New Zealand authorities gave up aerial searches for survivors in early July, ceding the search to private efforts.
The Wrights spent hundreds of thousands of dollars of their own funds plus money donated and raised from benefits in Lafayette and Baton Rouge.
They enlisted the nonprofit group Texas EquuSearch to help look for their daughter and relocated to Australia at the end of 2013 to search on their own. Ricky earned his aircraft pilot’s license, and the couple and EquuSearch lobbied any government they could get to listen for access to real-time satellite photos covering the hundreds of thousands of square miles of open water.
EquuSearch has since abandoned the search, but volunteers with the organization continue to help the Wrights, including search leader Ralph Baird.
There are myriad obstacles to searching the seas, including the vastness of an open ocean and the problem of looking for a target that constantly moves.
“We flew seven days straight, and we could fly one day and Nina could have moved back into the grid we had already searched.
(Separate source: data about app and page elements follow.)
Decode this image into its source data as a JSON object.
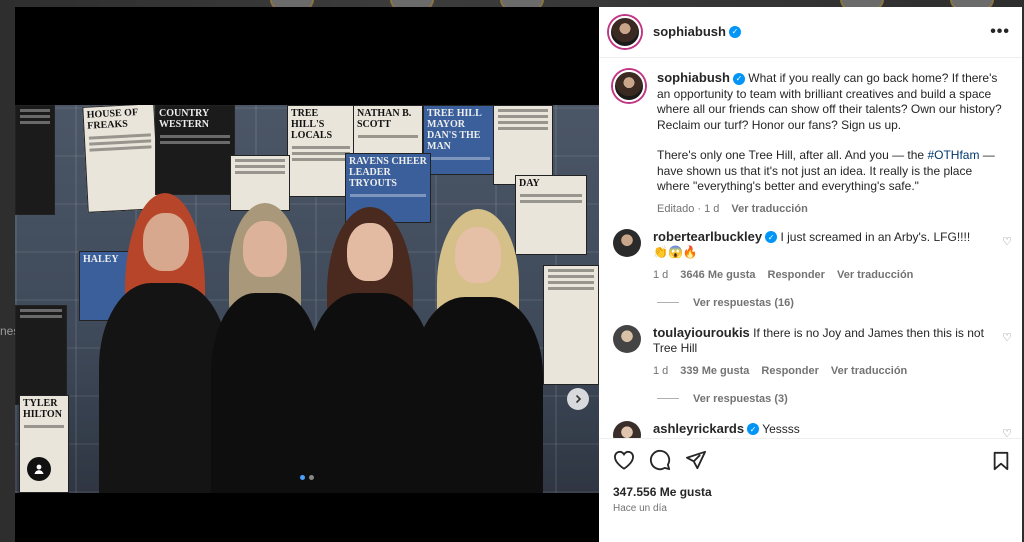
{
  "post": {
    "author": "sophiabush",
    "more_label": "•••",
    "caption_p1": "What if you really can go back home? If there's an opportunity to team with brilliant creatives and build a space where all our friends can show off their talents? Own our history? Reclaim our turf? Honor our fans? Sign us up.",
    "caption_p2a": "There's only one Tree Hill, after all. And you — the ",
    "caption_hashtag": "#OTHfam",
    "caption_p2b": " — have shown us that it's not just an idea. It really is the place where \"everything's better and everything's safe.\"",
    "edited": "Editado",
    "time": "1 d",
    "see_translation": "Ver traducción"
  },
  "comments": [
    {
      "user": "robertearlbuckley",
      "verified": true,
      "text": "I just screamed in an Arby's. LFG!!!! 👏😱🔥",
      "time": "1 d",
      "likes": "3646 Me gusta",
      "reply": "Responder",
      "translate": "Ver traducción",
      "replies": "Ver respuestas (16)"
    },
    {
      "user": "toulayiouroukis",
      "verified": false,
      "text": "If there is no Joy and James then this is not Tree Hill",
      "time": "1 d",
      "likes": "339 Me gusta",
      "reply": "Responder",
      "translate": "Ver traducción",
      "replies": "Ver respuestas (3)"
    },
    {
      "user": "ashleyrickards",
      "verified": true,
      "text": "Yessss"
    }
  ],
  "footer": {
    "likes": "347.556 Me gusta",
    "posted": "Hace un día"
  },
  "photo": {
    "posters": [
      "HOUSE OF FREAKS",
      "COUNTRY WESTERN",
      "TREE HILL'S LOCALS",
      "TREE HILL MAYOR DAN'S THE MAN",
      "RAVENS CHEER LEADER TRYOUTS",
      "HALEY",
      "TYLER HILTON",
      "NATHAN B. SCOTT",
      "DAY"
    ],
    "side_text": "nes"
  },
  "colors": {
    "accent": "#0095f6",
    "hashtag": "#00376b"
  }
}
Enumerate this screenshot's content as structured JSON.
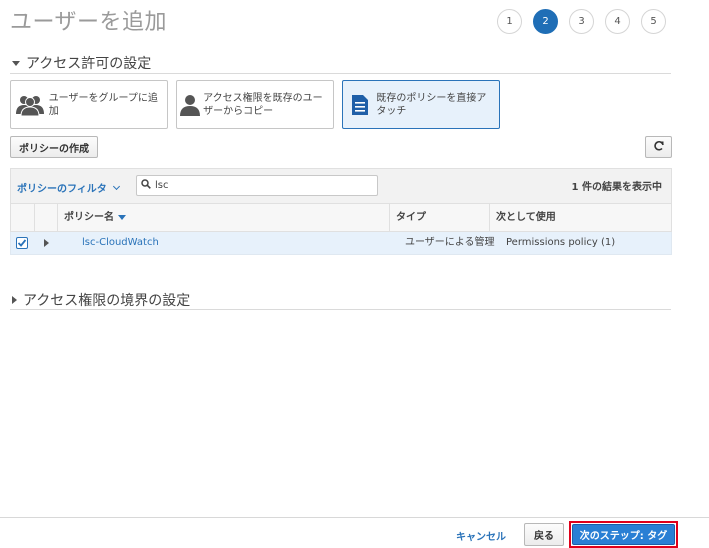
{
  "page": {
    "title": "ユーザーを追加"
  },
  "steps": [
    "1",
    "2",
    "3",
    "4",
    "5"
  ],
  "active_step": "2",
  "permissions_section": {
    "title": "アクセス許可の設定"
  },
  "options": [
    {
      "label": "ユーザーをグループに追加",
      "icon": "user-group-icon",
      "selected": false
    },
    {
      "label": "アクセス権限を既存のユーザーからコピー",
      "icon": "user-icon",
      "selected": false
    },
    {
      "label": "既存のポリシーを直接アタッチ",
      "icon": "document-icon",
      "selected": true
    }
  ],
  "toolbar": {
    "create_policy_label": "ポリシーの作成",
    "refresh_icon": "refresh-icon"
  },
  "filter": {
    "label": "ポリシーのフィルタ",
    "search_value": "lsc",
    "result_count": "1 件の結果を表示中"
  },
  "table": {
    "columns": {
      "name": "ポリシー名",
      "type": "タイプ",
      "used_as": "次として使用"
    },
    "rows": [
      {
        "name": "lsc-CloudWatch",
        "type": "ユーザーによる管理",
        "used_as": "Permissions policy (1)",
        "checked": true
      }
    ]
  },
  "boundary_section": {
    "title": "アクセス権限の境界の設定"
  },
  "footer": {
    "cancel": "キャンセル",
    "back": "戻る",
    "next": "次のステップ: タグ"
  },
  "colors": {
    "accent": "#2a73b9",
    "active_step": "#1f6eb6",
    "highlight_row": "#e7f1fb",
    "next_outline": "#e0001a"
  }
}
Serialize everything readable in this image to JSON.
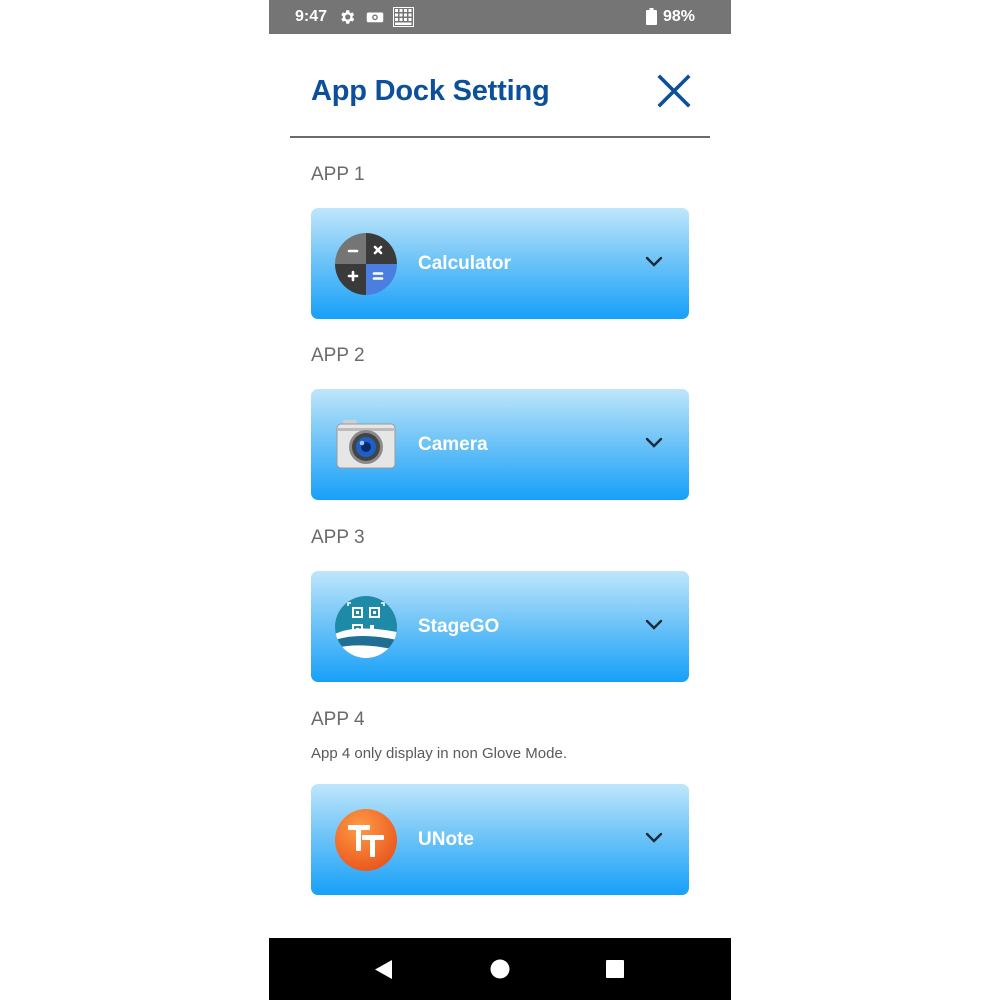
{
  "status_bar": {
    "time": "9:47",
    "battery": "98%",
    "icons": [
      "gear-icon",
      "camera-notification-icon",
      "keyboard-grid-icon",
      "battery-icon"
    ]
  },
  "header": {
    "title": "App Dock Setting",
    "close_icon": "close-icon"
  },
  "apps": [
    {
      "label": "APP 1",
      "name": "Calculator",
      "icon": "calculator-icon"
    },
    {
      "label": "APP 2",
      "name": "Camera",
      "icon": "camera-icon"
    },
    {
      "label": "APP 3",
      "name": "StageGO",
      "icon": "stagego-icon"
    },
    {
      "label": "APP 4",
      "name": "UNote",
      "icon": "unote-icon"
    }
  ],
  "app4_note": "App 4 only display in non Glove Mode.",
  "colors": {
    "title": "#0c4f9a",
    "status_bar": "#757575",
    "card_top": "#bfe6fb",
    "card_bottom": "#17a0f9",
    "nav_bar": "#000000"
  },
  "nav_bar": {
    "icons": [
      "back-icon",
      "home-icon",
      "recents-icon"
    ]
  }
}
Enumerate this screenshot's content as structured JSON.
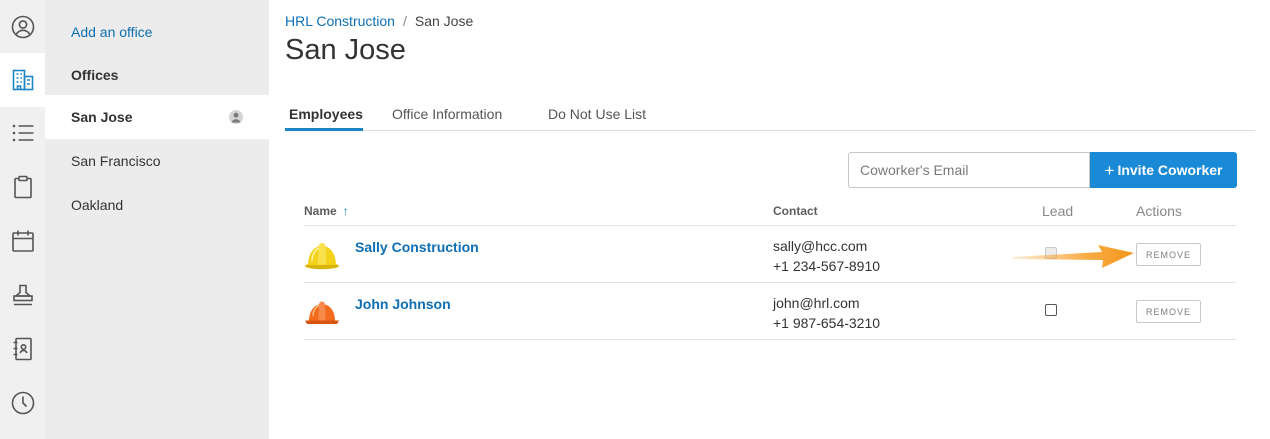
{
  "rail": {
    "icons": [
      "user-circle-icon",
      "building-icon",
      "list-icon",
      "clipboard-icon",
      "calendar-icon",
      "stamp-icon",
      "address-book-icon",
      "clock-icon"
    ],
    "active": "building-icon"
  },
  "sidebar": {
    "add_label": "Add an office",
    "heading": "Offices",
    "items": [
      {
        "label": "San Jose",
        "active": true
      },
      {
        "label": "San Francisco"
      },
      {
        "label": "Oakland"
      }
    ]
  },
  "breadcrumb": {
    "parent": "HRL Construction",
    "separator": "/",
    "current": "San Jose"
  },
  "page": {
    "title": "San Jose"
  },
  "tabs": [
    {
      "label": "Employees",
      "active": true
    },
    {
      "label": "Office Information"
    },
    {
      "label": "Do Not Use List"
    }
  ],
  "invite": {
    "placeholder": "Coworker's Email",
    "plus": "+",
    "button_label": "Invite Coworker"
  },
  "table": {
    "headers": {
      "name": "Name",
      "sort_indicator": "↑",
      "contact": "Contact",
      "lead": "Lead",
      "actions": "Actions"
    },
    "rows": [
      {
        "name": "Sally Construction",
        "email": "sally@hcc.com",
        "phone": "+1 234-567-8910",
        "lead": false,
        "lead_disabled": true,
        "action": "REMOVE",
        "avatar": "yellow-hardhat-icon"
      },
      {
        "name": "John Johnson",
        "email": "john@hrl.com",
        "phone": "+1 987-654-3210",
        "lead": false,
        "lead_disabled": false,
        "action": "REMOVE",
        "avatar": "orange-hardhat-icon"
      }
    ]
  },
  "colors": {
    "accent": "#1b8ad6",
    "link": "#0e6fb4",
    "annotation_arrow": "#f7a331",
    "yellow_hardhat": "#f4d21c",
    "orange_hardhat": "#f36b1c"
  }
}
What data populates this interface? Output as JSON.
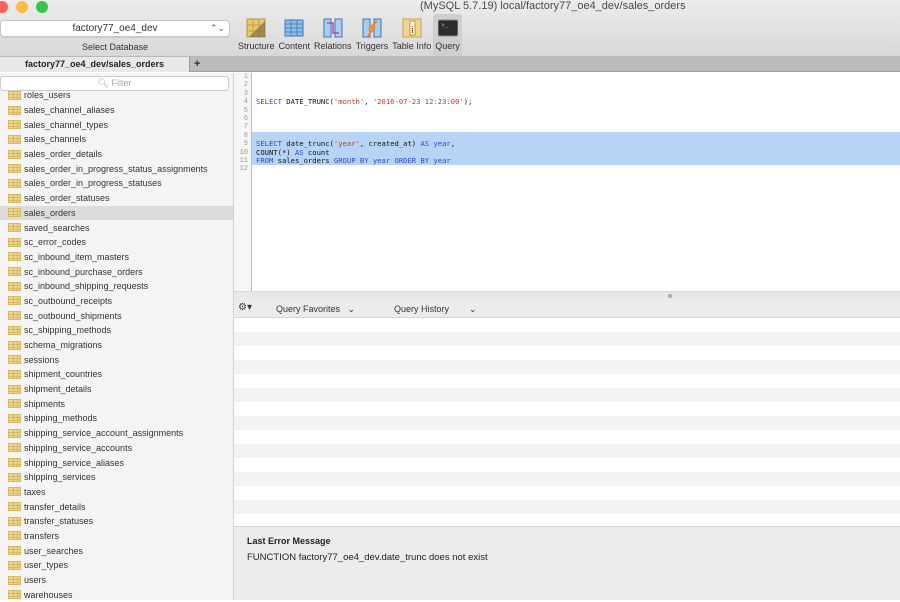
{
  "window": {
    "title": "(MySQL 5.7.19) local/factory77_oe4_dev/sales_orders",
    "traffic_lights": {
      "close": "#fc605c",
      "minimize": "#fdbc40",
      "zoom": "#34c84a"
    }
  },
  "database_selector": {
    "value": "factory77_oe4_dev",
    "label": "Select Database"
  },
  "toolbar": {
    "buttons": [
      {
        "label": "Structure",
        "icon": "structure-icon"
      },
      {
        "label": "Content",
        "icon": "content-icon"
      },
      {
        "label": "Relations",
        "icon": "relations-icon"
      },
      {
        "label": "Triggers",
        "icon": "triggers-icon"
      },
      {
        "label": "Table Info",
        "icon": "table-info-icon"
      },
      {
        "label": "Query",
        "icon": "terminal-icon",
        "active": true
      }
    ]
  },
  "tabs": {
    "active": "factory77_oe4_dev/sales_orders",
    "add": "+"
  },
  "sidebar": {
    "filter_placeholder": "Filter",
    "selected": "sales_orders",
    "tables": [
      "roles_users",
      "sales_channel_aliases",
      "sales_channel_types",
      "sales_channels",
      "sales_order_details",
      "sales_order_in_progress_status_assignments",
      "sales_order_in_progress_statuses",
      "sales_order_statuses",
      "sales_orders",
      "saved_searches",
      "sc_error_codes",
      "sc_inbound_item_masters",
      "sc_inbound_purchase_orders",
      "sc_inbound_shipping_requests",
      "sc_outbound_receipts",
      "sc_outbound_shipments",
      "sc_shipping_methods",
      "schema_migrations",
      "sessions",
      "shipment_countries",
      "shipment_details",
      "shipments",
      "shipping_methods",
      "shipping_service_account_assignments",
      "shipping_service_accounts",
      "shipping_service_aliases",
      "shipping_services",
      "taxes",
      "transfer_details",
      "transfer_statuses",
      "transfers",
      "user_searches",
      "user_types",
      "users",
      "warehouses"
    ]
  },
  "editor": {
    "line_numbers": [
      "1",
      "2",
      "3",
      "4",
      "5",
      "6",
      "7",
      "8",
      "9",
      "10",
      "11",
      "12"
    ],
    "lines": [
      {
        "tokens": [],
        "hl": false
      },
      {
        "tokens": [],
        "hl": false
      },
      {
        "tokens": [],
        "hl": false
      },
      {
        "tokens": [
          {
            "t": "SELECT",
            "c": "kw"
          },
          {
            "t": " DATE_TRUNC(",
            "c": ""
          },
          {
            "t": "'month'",
            "c": "str"
          },
          {
            "t": ", ",
            "c": ""
          },
          {
            "t": "'2016-07-23 12:23:00'",
            "c": "str"
          },
          {
            "t": ");",
            "c": ""
          }
        ],
        "hl": false
      },
      {
        "tokens": [],
        "hl": false
      },
      {
        "tokens": [],
        "hl": false
      },
      {
        "tokens": [],
        "hl": false
      },
      {
        "tokens": [],
        "hl": true
      },
      {
        "tokens": [
          {
            "t": "SELECT",
            "c": "kw"
          },
          {
            "t": " date_trunc(",
            "c": ""
          },
          {
            "t": "'year'",
            "c": "str"
          },
          {
            "t": ", created_at) ",
            "c": ""
          },
          {
            "t": "AS year",
            "c": "kw"
          },
          {
            "t": ",",
            "c": ""
          }
        ],
        "hl": true
      },
      {
        "tokens": [
          {
            "t": "COUNT(*) ",
            "c": ""
          },
          {
            "t": "AS",
            "c": "kw"
          },
          {
            "t": " count",
            "c": ""
          }
        ],
        "hl": true
      },
      {
        "tokens": [
          {
            "t": "FROM",
            "c": "kw"
          },
          {
            "t": " sales_orders ",
            "c": ""
          },
          {
            "t": "GROUP BY year ORDER BY year",
            "c": "kw"
          }
        ],
        "hl": true
      },
      {
        "tokens": [],
        "hl": false
      }
    ]
  },
  "query_bar": {
    "gear": "⚙▾",
    "favorites": "Query Favorites",
    "history": "Query History",
    "chevron": "⌄"
  },
  "error": {
    "title": "Last Error Message",
    "message": "FUNCTION factory77_oe4_dev.date_trunc does not exist"
  }
}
You get that overwhelming feeling ...,” Robin said, letting the sentence tail off.
In their search for something, anything, the Wrights chased any lead they could but returned to Lafayette in January without Danielle and still not knowing what became of her and the others.
“We know the crew can survive. They’re highly experienced and qualified,” Robin said. “As long as they have either Nina under them or they’re on an island at this point, they can survive indefinitely. We have no question in our minds that they can survive with fresh fish and fresh water for a long time.”
The Wrights, who have businesses in Baton Rouge and Lafayette, have remodeled their home off West Bayou Parkway and celebrated their 25th wedding anniversary. Ricky takes part in conference calls with search volunteers every Monday and Thursday at 3 p.m., and both continue to rely on the pastor and congregation at Our Savior’s Church on East Broussard Road.
On May 15, Danielle’s 20th birthday, Robin invited Danielle’s friends from Baton Rouge and Lafayette for a party at the Wright home.
“I ask God, ‘What are you doing? What if I don’t get her back?’ ” Robin said. “But it never lasts long.”